● EXERCISE GOAL:
Which lines of the data contain the string "easy"? Show each of them.

++++++++++

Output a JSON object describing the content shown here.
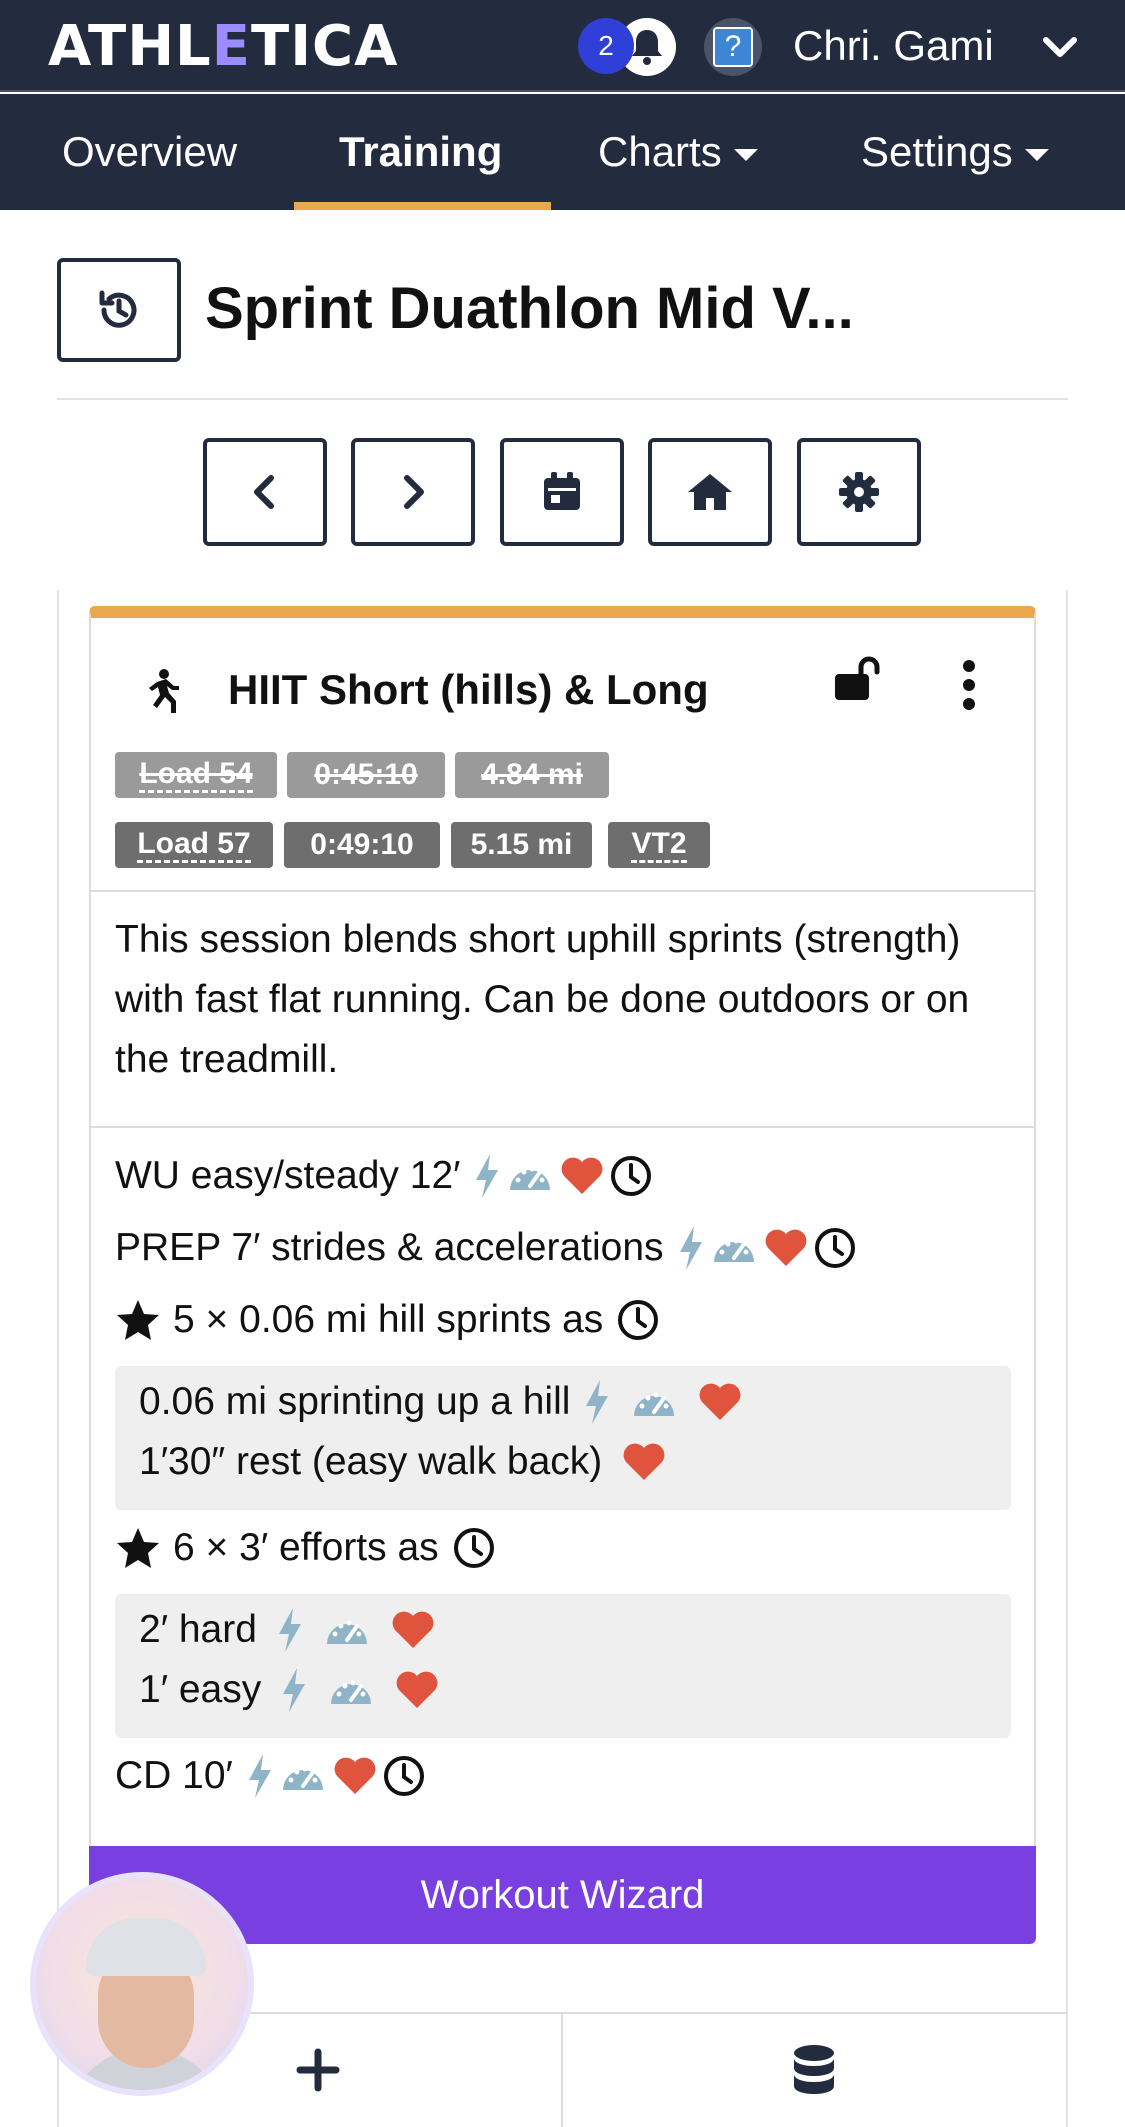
{
  "header": {
    "logo_prefix": "ATHL",
    "logo_e": "E",
    "logo_suffix": "TICA",
    "notification_count": "2",
    "help_label": "?",
    "user_name": "Chri. Gami"
  },
  "nav": {
    "tabs": [
      {
        "label": "Overview"
      },
      {
        "label": "Training",
        "active": true
      },
      {
        "label": "Charts"
      },
      {
        "label": "Settings"
      }
    ]
  },
  "page": {
    "title": "Sprint Duathlon Mid V..."
  },
  "workout": {
    "title": "HIIT Short (hills) & Long",
    "planned": {
      "load": "Load 54",
      "time": "0:45:10",
      "distance": "4.84 mi"
    },
    "actual": {
      "load": "Load 57",
      "time": "0:49:10",
      "distance": "5.15 mi",
      "zone": "VT2"
    },
    "description": "This session blends short uphill sprints (strength) with fast flat running. Can be done outdoors or on the treadmill.",
    "steps": {
      "wu": "WU easy/steady 12′",
      "prep": "PREP 7′ strides & accelerations",
      "set1": "5 × 0.06 mi hill sprints as",
      "set1_a": "0.06 mi sprinting up a hill",
      "set1_b": "1′30″ rest (easy walk back)",
      "set2": "6 × 3′ efforts as",
      "set2_a": "2′ hard",
      "set2_b": "1′ easy",
      "cd": "CD 10′"
    },
    "wizard_label": "Workout Wizard"
  },
  "colors": {
    "nav_bg": "#232b3e",
    "accent_orange": "#e9a84b",
    "wizard_purple": "#7a3fe0",
    "heart_red": "#e0533d",
    "power_blue": "#8fb3c7",
    "badge_blue": "#2f3fd8"
  }
}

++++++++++

● SOLUTION BELOW:
      "wu": "WU easy/steady 12′",
      "set1_b": "1′30″ rest (easy walk back)",
      "set2_b": "1′ easy",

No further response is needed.